Ingredients

1 ruby red grapefruit
10 whole cloves
1/4 cup agave syrup
1/2 cup water
2 sticks cinnamon
1/4 cup grenadine
1 bottle of riesling or other white wine

Method

Preheat oven to 180C / 350F.
Stud the grapefruit with the cloves.
Place on a baking tray and bake for 15-20 minutes or until the grapefruit is soft.
While the grapefruit is baking place the agave syrup and water in a small saucepan on medium heat. Stir until combined. Add the cinnamon sticks and simmer, stirring frequently, for 5 minutes or until the mixture becomes syrupy.
When ready, remove the grapefruit from the oven and place in a medium saucepan on low heat. Add the syrup, grenadine and wine. Cover and simmer, without boiling, for 30 minutes, stirring occasionally.
Remove grapefruit and cinnamon sticks.
Ladle into heatproof cups.
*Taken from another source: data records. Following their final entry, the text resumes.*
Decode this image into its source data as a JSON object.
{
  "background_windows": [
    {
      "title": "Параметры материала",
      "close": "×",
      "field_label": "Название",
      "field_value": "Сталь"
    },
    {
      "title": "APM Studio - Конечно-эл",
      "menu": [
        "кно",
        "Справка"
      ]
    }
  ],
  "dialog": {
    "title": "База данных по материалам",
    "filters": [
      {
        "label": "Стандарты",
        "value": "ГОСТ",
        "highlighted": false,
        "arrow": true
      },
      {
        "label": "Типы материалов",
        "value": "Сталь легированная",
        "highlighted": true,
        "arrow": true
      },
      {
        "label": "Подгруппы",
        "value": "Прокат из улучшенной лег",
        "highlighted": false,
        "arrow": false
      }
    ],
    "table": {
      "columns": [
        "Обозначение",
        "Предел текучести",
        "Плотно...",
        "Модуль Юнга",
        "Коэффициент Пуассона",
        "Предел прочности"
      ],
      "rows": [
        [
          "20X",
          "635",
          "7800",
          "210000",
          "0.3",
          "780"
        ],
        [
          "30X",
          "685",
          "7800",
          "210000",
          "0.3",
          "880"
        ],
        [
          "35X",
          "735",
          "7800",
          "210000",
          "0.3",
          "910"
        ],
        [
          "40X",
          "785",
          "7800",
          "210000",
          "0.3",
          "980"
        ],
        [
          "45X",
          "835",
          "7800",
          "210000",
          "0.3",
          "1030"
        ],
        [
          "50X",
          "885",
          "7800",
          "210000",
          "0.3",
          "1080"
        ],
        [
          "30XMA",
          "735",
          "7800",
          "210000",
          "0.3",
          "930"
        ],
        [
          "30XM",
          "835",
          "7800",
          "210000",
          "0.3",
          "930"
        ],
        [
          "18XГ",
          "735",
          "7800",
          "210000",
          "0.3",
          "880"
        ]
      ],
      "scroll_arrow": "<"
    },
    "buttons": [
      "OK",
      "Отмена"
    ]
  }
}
Any variety of grapefruit can be used in this recipe.
Grenadine is a syrup made from pomegranates.